The focus of my academic and professional career is redesigning financial services to work better for those who need them most. All too often, empowering tools are systematically inaccessible for working-class families. When solutions are made available, they are designed to be more expensive and punitive.

The overdraft fee in America is a perfect example. In 2018, overdraft fees generated $25.4 billion dollars in revenue for financial institutions. Many companies are profiting every time that American’s struggle to manage their financial lives, to the tune of $35 per transaction.

Overdrafts, and other expensive forms of lending, are largely a timing problem. As noted by Corey Stone, a former colleague of mine at the CFPB and entrepreneur in residence at the Financial Health Network: “The amount of shortfall that most overdrafts represent — $42 on the median check overdraft and $15 on the median debit card overdraft — are small, both in absolute terms and relative to the amounts they paid in fees.” There has to be a better way to help consumers cover these small liquidity crunches that is both profitable and more reasonable.
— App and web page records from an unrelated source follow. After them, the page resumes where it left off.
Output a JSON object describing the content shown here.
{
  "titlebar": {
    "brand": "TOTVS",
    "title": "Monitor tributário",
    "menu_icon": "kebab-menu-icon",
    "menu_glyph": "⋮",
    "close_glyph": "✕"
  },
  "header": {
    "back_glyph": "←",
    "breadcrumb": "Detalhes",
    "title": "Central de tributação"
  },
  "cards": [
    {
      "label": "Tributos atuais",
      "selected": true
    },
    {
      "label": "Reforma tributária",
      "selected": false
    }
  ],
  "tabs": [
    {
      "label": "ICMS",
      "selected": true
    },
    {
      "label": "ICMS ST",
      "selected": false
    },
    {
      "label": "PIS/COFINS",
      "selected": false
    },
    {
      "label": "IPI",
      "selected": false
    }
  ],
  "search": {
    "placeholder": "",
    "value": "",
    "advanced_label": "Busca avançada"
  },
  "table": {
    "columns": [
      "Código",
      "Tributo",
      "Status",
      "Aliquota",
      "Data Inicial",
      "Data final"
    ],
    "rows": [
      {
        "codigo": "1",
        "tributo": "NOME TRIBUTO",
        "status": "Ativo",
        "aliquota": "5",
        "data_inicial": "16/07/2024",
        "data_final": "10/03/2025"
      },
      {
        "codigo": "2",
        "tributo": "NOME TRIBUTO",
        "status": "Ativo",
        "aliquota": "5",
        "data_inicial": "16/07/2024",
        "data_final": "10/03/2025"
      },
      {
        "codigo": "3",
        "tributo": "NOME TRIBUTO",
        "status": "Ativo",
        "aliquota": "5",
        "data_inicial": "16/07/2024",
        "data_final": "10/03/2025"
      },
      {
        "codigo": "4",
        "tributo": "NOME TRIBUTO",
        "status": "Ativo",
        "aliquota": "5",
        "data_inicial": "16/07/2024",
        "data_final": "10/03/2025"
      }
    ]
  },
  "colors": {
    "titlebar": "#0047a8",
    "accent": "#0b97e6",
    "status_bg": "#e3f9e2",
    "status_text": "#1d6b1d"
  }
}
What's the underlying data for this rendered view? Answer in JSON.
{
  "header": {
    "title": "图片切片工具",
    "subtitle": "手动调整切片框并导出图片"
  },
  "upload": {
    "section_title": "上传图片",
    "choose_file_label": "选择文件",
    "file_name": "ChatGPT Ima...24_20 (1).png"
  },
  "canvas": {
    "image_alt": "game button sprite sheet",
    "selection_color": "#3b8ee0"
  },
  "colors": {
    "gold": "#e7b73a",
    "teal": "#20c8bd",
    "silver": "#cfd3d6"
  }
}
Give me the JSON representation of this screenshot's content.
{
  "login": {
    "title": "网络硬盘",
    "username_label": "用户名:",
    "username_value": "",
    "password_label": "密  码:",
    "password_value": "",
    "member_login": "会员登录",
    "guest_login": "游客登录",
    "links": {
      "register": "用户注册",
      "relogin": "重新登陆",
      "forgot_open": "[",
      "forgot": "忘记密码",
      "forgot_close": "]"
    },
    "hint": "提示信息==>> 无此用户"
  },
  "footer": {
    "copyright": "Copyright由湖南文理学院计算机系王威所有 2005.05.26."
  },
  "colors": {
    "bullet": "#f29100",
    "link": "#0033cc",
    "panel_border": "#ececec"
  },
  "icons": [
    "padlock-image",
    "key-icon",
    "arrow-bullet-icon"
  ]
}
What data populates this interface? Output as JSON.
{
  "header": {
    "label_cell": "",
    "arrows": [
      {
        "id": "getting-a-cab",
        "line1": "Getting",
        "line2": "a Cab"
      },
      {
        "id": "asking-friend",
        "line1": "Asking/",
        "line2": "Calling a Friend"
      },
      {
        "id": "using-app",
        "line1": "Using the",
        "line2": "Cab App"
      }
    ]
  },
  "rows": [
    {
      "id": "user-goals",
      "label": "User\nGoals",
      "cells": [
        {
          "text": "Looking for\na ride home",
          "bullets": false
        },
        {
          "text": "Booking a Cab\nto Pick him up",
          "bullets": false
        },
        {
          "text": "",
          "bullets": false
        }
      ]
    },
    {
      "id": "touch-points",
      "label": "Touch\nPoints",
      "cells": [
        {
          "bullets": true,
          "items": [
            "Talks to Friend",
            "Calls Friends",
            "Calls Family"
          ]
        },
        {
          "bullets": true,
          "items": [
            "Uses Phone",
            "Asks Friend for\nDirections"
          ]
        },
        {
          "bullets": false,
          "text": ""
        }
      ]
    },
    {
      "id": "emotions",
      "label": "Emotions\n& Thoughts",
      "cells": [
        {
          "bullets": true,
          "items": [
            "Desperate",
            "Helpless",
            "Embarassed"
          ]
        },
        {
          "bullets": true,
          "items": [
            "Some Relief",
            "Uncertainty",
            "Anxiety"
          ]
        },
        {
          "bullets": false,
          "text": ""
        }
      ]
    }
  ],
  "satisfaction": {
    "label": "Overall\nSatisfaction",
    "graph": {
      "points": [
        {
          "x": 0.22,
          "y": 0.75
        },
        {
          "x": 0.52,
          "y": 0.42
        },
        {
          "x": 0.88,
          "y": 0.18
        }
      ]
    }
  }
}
As I wrapped up my year-and-a-half as a Luce Scholar in India, I reflected on the next step I wanted to take in my career to help shape a better financial system. I knew that I wanted to return to the United States and build on my experience at the Consumer Financial Protection Bureau (CFPB) to directly serve the consumers I know best, but I didn’t quite know how that would manifest.

As I was researching potential opportunities I came across another post by Corey on Brigit. Brigit is building a novel approach to helping consumers avoid harmful forms of borrowing like payday loans and overdraft fees. For $10 a month, Brigit subscribers can access up to $250 every pay cycle to handle emergencies and manage expenses until their next paycheck in addition to a host of other services that are structured to simplify their economic lives. As Corey noted, what makes this model innovative are the incentives. Brigit’s central goal, and the success of the company, hinges on whether we can justify the $10 subscription by providing a range of services that enhance the financial wellbeing of our customers.

Most importantly, Brigit’s subscription can provide psychological comfort and help consumers avoid a scarcity mindset. As Sendhil Mullainathan captured in his book Scarcity (and succinctly covered in this interview with NPR): “To be clear, it’s not that poor people focus on immediate needs because that’s all they want to think about. It’s all they can think about. Scarcity captures the mind.” My hope is that Brigit’s approach to an automated safety net will help get lower-income consumers out of the scarcity mindset and on the path to financial well-being.

These tools are not a panacea. Education, affordable housing, and better healthcare are all crucial elements of a more equitable future. The COVID-19 crisis has made these inequalities even starker. Nevertheless, I hope that over the course of my career we can end punitive financial services for underserved families. The promise of fintech is that financial services can be better for everyone. In practice, that often means a better experience for the affluent. I hope to spend my time uplifting rather than penalizing communities in need. As the first product manager at Brigit, I am taking my next step to fulfill that promise.